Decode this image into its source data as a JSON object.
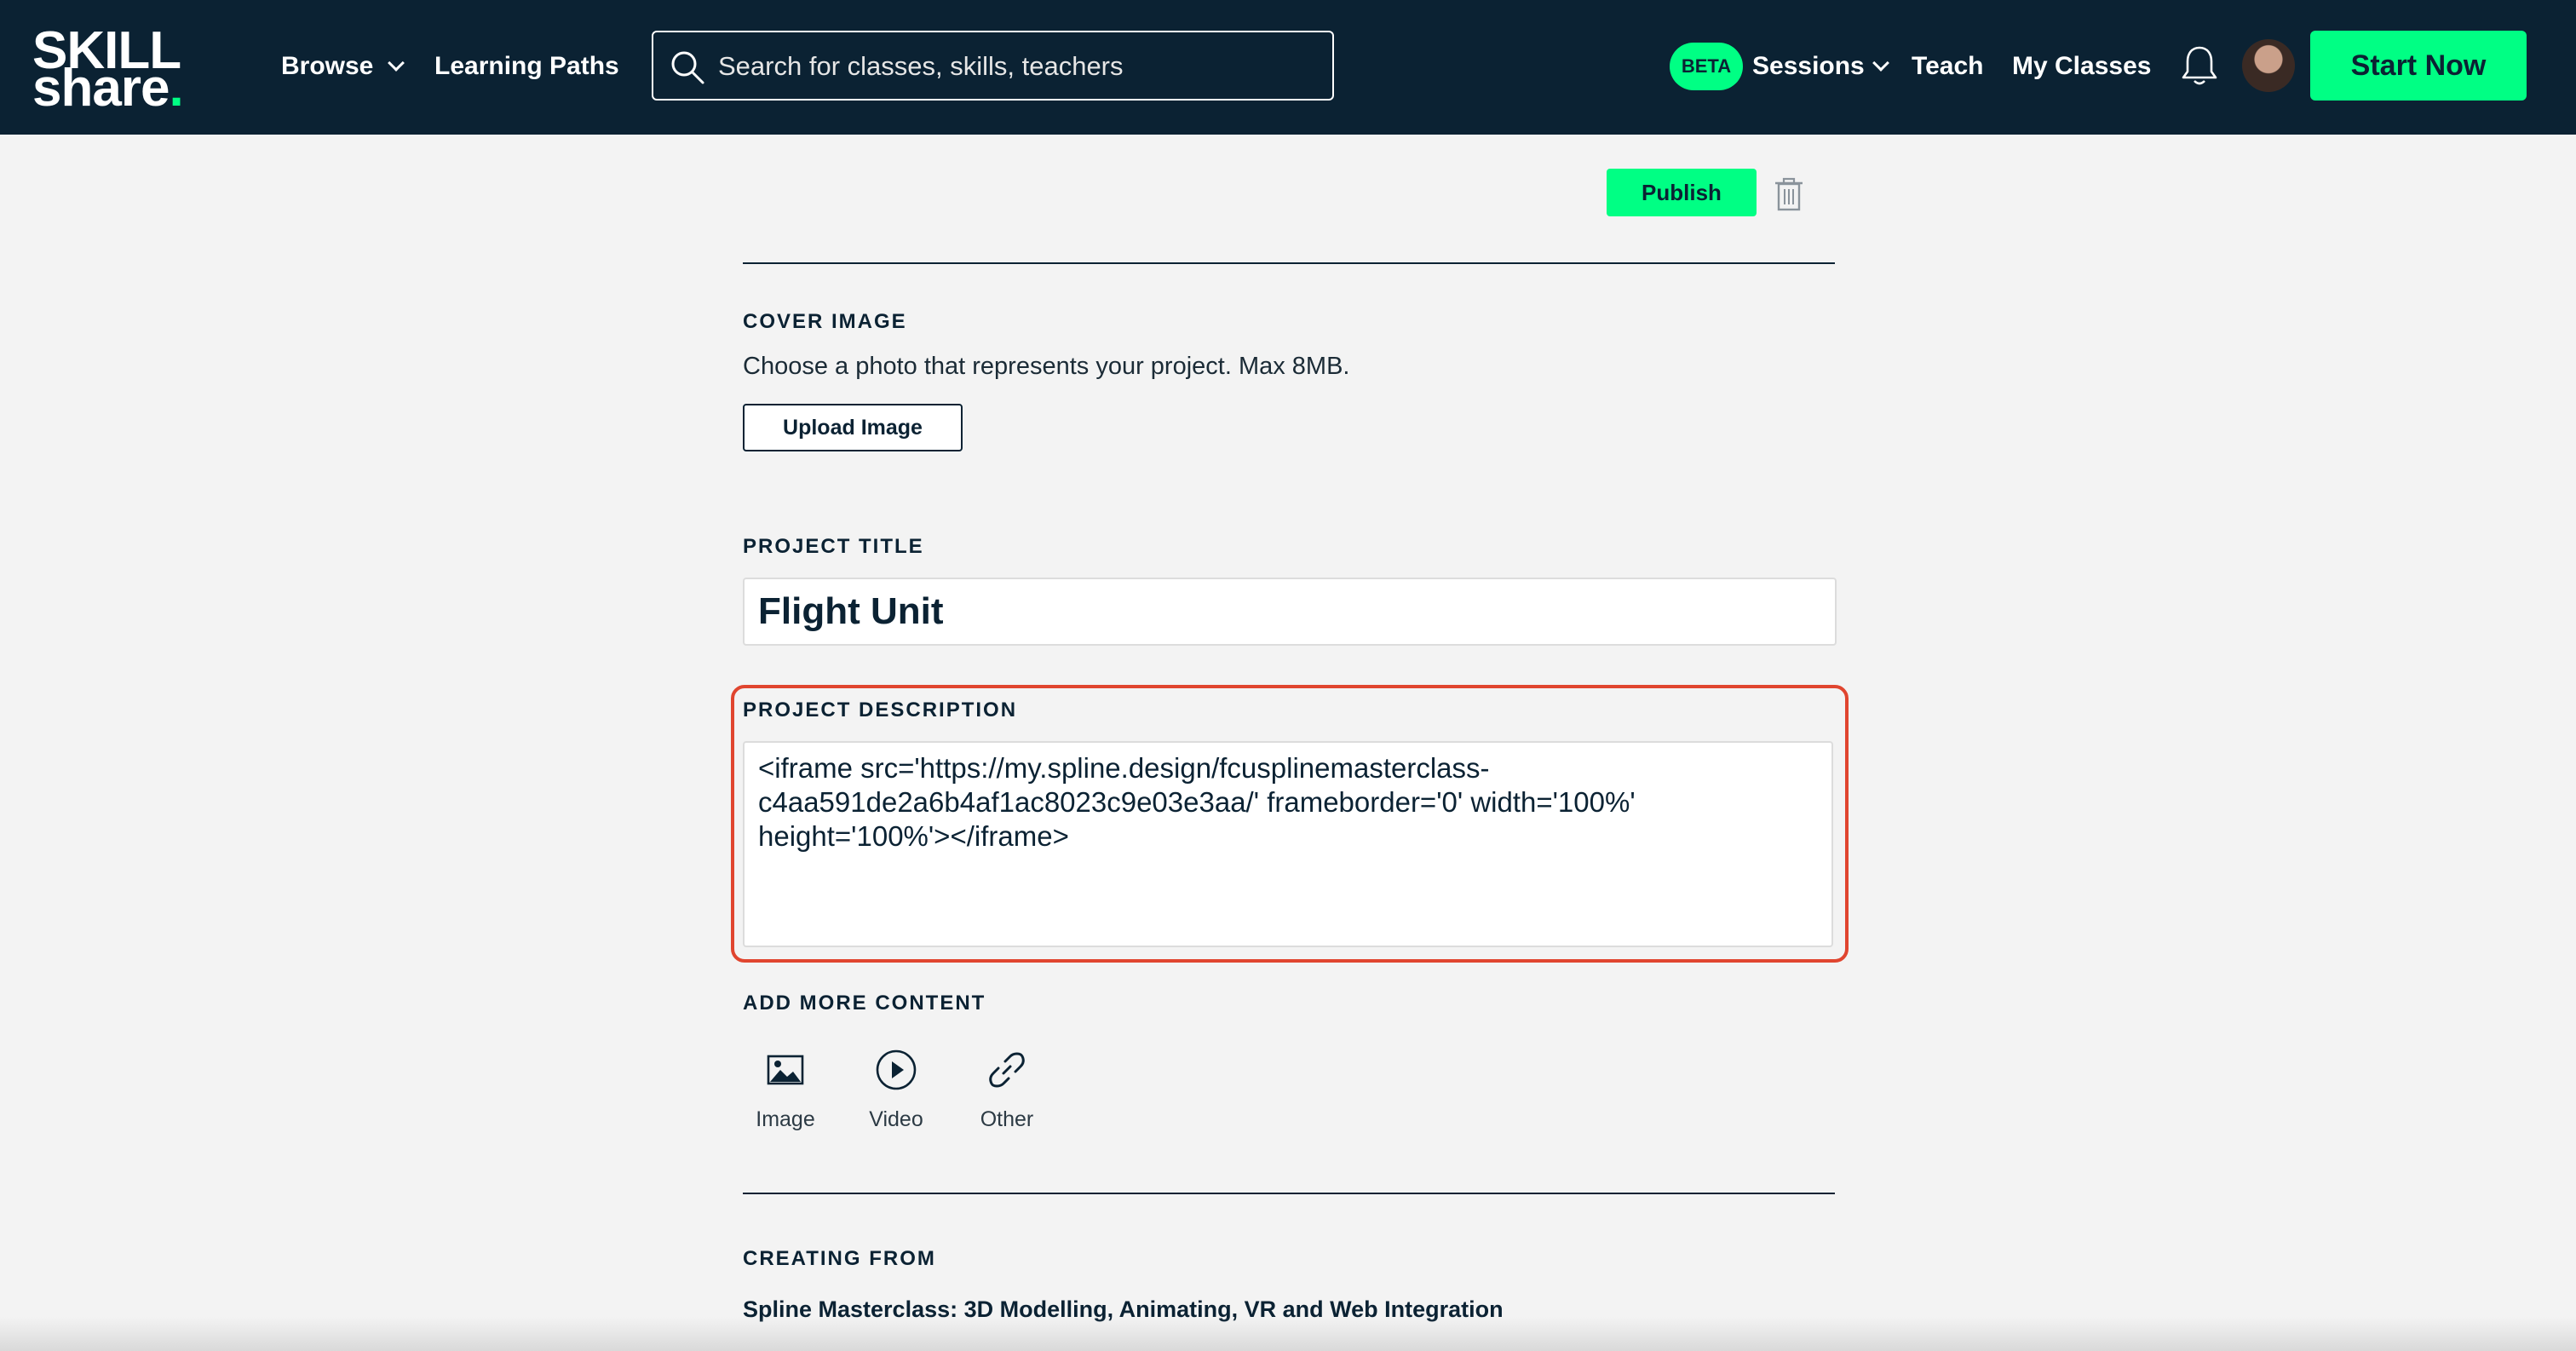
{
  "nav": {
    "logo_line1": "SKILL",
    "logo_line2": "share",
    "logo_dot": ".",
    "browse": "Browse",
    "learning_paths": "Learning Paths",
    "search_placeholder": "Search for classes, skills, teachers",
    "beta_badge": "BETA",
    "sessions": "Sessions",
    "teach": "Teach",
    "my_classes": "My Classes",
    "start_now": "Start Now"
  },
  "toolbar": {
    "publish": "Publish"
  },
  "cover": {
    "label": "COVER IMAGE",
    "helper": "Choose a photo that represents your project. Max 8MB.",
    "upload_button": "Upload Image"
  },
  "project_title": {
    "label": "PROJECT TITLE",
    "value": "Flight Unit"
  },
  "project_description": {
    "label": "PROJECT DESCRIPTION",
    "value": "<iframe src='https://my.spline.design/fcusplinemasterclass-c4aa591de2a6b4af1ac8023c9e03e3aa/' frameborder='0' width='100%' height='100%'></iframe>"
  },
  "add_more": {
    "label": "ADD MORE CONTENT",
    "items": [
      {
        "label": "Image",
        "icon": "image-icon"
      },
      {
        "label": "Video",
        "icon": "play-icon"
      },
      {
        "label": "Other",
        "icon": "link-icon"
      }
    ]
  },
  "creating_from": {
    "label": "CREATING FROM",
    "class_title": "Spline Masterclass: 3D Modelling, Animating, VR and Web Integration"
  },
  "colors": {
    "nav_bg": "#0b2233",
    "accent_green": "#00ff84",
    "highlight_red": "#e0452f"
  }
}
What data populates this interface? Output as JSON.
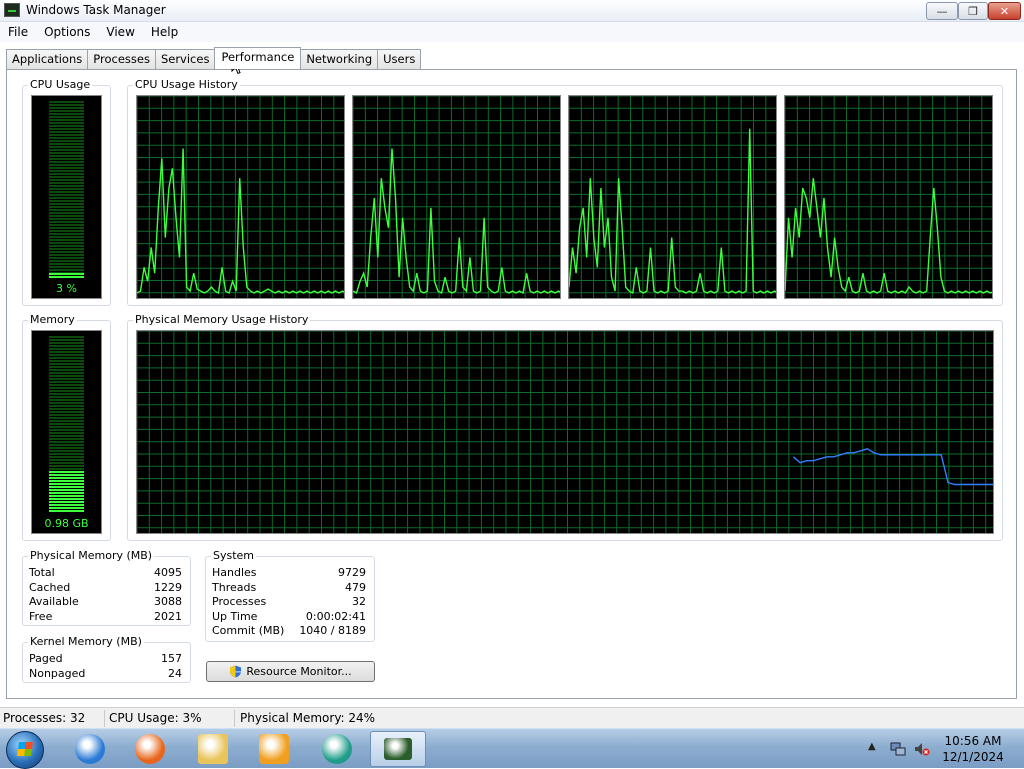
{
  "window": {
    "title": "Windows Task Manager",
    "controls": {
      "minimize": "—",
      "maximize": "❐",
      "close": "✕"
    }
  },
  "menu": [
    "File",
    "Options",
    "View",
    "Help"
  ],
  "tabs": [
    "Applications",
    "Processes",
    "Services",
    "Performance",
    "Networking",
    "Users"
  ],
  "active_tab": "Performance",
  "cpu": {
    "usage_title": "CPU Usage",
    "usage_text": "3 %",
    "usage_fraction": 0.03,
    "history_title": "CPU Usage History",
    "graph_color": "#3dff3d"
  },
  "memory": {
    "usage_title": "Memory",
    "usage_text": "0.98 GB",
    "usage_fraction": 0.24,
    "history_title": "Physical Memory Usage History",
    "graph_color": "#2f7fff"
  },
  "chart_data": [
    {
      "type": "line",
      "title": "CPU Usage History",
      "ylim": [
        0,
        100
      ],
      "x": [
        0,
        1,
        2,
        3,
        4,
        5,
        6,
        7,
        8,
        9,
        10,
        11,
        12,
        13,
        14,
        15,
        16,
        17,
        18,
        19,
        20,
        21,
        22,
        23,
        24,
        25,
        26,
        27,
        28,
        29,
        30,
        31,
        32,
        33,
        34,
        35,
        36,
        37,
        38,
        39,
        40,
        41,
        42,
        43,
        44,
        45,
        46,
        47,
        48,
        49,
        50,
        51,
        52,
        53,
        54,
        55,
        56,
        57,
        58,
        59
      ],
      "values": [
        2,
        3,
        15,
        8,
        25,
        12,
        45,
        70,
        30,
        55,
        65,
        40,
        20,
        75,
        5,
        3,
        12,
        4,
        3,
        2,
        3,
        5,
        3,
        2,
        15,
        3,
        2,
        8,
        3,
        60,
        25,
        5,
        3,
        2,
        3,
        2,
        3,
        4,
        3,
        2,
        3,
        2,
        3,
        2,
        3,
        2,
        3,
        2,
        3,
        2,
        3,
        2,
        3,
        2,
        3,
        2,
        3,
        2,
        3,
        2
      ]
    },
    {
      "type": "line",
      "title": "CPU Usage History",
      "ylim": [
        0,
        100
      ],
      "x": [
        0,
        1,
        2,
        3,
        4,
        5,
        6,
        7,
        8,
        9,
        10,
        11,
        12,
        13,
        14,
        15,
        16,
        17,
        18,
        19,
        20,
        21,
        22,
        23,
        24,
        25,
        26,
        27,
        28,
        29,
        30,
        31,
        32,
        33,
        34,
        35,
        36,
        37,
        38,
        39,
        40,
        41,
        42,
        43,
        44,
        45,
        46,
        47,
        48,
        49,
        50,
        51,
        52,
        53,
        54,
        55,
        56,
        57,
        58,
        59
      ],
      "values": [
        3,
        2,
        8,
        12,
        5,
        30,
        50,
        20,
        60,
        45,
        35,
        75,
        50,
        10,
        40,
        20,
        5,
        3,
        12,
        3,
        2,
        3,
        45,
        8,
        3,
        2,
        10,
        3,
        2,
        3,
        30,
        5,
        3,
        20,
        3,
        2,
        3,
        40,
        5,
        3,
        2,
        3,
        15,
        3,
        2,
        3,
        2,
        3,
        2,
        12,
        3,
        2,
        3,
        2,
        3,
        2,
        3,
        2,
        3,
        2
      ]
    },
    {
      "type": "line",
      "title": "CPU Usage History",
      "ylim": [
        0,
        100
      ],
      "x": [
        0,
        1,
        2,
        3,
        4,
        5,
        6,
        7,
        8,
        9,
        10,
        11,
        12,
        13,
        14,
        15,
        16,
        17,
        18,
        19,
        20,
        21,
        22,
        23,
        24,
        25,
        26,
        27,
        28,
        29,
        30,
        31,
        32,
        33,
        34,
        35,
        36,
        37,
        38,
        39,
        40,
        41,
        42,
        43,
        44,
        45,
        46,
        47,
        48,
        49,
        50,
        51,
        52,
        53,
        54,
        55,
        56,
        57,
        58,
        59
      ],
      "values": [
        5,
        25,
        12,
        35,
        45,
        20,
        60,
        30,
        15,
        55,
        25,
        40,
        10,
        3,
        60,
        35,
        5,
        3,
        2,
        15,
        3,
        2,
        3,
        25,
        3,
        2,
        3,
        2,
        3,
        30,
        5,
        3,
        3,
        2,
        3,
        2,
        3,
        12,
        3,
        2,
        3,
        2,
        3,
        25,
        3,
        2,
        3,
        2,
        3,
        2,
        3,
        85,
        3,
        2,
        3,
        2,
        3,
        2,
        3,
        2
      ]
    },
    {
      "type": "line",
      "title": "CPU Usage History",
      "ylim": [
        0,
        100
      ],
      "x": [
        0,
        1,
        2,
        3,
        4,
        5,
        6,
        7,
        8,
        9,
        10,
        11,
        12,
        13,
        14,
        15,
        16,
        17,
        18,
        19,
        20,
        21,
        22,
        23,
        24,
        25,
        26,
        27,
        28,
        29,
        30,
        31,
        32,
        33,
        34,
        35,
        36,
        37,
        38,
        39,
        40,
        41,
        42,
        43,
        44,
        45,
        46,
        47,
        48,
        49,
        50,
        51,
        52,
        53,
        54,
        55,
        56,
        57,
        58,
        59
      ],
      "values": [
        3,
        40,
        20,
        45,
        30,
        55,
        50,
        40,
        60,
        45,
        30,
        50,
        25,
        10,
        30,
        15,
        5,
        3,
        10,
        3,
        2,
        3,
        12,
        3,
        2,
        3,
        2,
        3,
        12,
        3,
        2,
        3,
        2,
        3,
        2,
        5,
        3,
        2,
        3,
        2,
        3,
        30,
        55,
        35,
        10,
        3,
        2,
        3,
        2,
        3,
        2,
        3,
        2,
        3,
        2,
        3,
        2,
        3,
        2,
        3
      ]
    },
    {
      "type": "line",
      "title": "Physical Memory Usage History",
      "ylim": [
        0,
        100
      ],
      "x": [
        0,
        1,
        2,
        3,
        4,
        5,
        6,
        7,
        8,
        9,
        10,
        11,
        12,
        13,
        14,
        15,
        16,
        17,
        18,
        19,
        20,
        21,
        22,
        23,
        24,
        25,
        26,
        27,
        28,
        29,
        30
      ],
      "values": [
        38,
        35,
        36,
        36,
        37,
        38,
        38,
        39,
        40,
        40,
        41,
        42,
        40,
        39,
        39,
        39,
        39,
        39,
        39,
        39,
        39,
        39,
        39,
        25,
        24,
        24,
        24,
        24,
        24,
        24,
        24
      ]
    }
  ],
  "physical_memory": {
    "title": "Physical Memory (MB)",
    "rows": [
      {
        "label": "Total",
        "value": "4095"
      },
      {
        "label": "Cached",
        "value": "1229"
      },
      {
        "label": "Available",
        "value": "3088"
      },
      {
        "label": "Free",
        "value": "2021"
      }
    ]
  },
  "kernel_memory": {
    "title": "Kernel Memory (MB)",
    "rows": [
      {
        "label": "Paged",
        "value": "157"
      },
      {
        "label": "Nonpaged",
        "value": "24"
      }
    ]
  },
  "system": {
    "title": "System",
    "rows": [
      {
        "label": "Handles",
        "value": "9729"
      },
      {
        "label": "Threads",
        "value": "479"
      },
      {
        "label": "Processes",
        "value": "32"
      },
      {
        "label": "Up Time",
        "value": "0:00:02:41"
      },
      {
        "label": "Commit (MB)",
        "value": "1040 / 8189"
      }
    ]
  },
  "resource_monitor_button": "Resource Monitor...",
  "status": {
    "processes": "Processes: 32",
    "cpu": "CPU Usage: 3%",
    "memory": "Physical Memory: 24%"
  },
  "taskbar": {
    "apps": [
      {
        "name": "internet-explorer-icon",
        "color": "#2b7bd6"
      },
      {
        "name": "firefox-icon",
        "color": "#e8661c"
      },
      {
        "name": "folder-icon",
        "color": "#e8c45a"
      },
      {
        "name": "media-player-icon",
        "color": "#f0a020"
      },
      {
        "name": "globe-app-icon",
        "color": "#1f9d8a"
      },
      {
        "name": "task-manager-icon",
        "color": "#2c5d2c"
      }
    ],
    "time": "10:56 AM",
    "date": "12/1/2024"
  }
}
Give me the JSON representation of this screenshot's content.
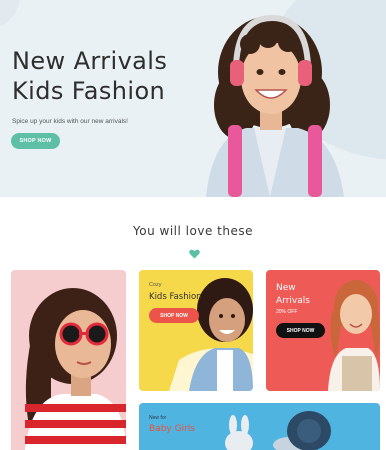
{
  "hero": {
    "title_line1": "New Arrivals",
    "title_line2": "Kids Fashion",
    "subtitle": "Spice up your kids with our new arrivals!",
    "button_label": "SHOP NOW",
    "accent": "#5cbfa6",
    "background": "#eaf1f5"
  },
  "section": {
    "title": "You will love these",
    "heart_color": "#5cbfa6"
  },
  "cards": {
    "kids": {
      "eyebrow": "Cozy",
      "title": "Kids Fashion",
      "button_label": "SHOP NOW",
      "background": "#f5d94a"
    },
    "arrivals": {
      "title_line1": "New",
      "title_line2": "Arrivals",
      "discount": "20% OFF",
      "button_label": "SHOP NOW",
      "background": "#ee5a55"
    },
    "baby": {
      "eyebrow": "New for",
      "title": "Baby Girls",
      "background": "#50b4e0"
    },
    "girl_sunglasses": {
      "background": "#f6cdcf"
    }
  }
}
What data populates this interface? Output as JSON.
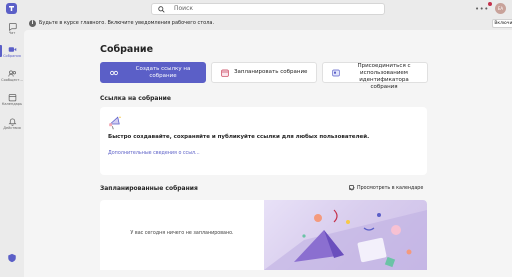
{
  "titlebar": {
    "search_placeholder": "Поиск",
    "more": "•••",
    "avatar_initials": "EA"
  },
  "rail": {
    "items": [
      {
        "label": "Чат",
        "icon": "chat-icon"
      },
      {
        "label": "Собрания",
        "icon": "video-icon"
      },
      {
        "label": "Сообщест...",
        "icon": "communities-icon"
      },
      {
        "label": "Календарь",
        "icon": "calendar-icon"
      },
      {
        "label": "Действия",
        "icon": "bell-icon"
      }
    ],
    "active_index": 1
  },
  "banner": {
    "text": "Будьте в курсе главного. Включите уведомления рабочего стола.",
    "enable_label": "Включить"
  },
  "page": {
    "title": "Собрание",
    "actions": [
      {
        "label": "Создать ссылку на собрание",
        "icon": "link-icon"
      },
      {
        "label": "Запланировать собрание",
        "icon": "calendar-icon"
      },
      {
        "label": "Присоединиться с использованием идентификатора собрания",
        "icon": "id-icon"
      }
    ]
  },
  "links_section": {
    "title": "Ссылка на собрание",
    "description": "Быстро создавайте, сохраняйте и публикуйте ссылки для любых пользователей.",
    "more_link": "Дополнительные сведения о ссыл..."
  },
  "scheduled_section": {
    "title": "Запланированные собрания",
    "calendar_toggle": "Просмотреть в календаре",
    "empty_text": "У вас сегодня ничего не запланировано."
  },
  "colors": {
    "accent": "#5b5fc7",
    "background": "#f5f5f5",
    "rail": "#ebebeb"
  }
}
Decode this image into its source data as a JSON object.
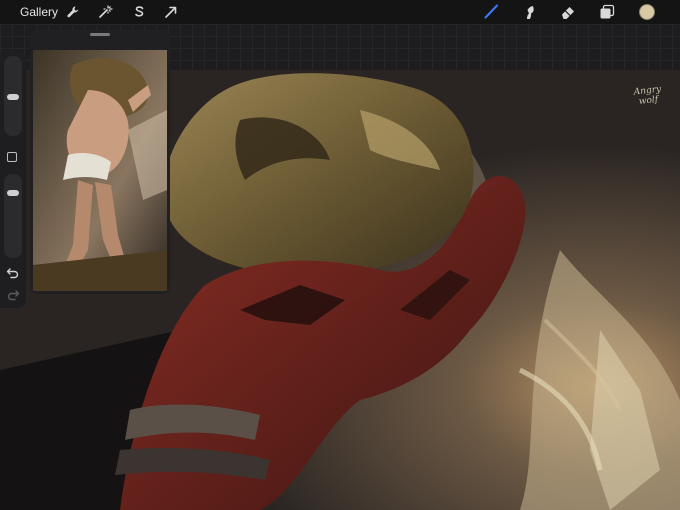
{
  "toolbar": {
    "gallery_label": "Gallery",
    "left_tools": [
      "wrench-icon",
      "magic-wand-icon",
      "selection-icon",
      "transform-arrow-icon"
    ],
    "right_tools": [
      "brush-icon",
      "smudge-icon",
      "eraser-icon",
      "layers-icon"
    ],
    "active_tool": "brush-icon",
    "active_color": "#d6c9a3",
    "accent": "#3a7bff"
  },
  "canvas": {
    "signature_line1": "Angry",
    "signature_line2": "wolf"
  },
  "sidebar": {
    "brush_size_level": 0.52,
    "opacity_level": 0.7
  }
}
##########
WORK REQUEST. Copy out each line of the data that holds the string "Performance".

ANSWER SPACE.
    "Performance",
  "active_tab": "Performance",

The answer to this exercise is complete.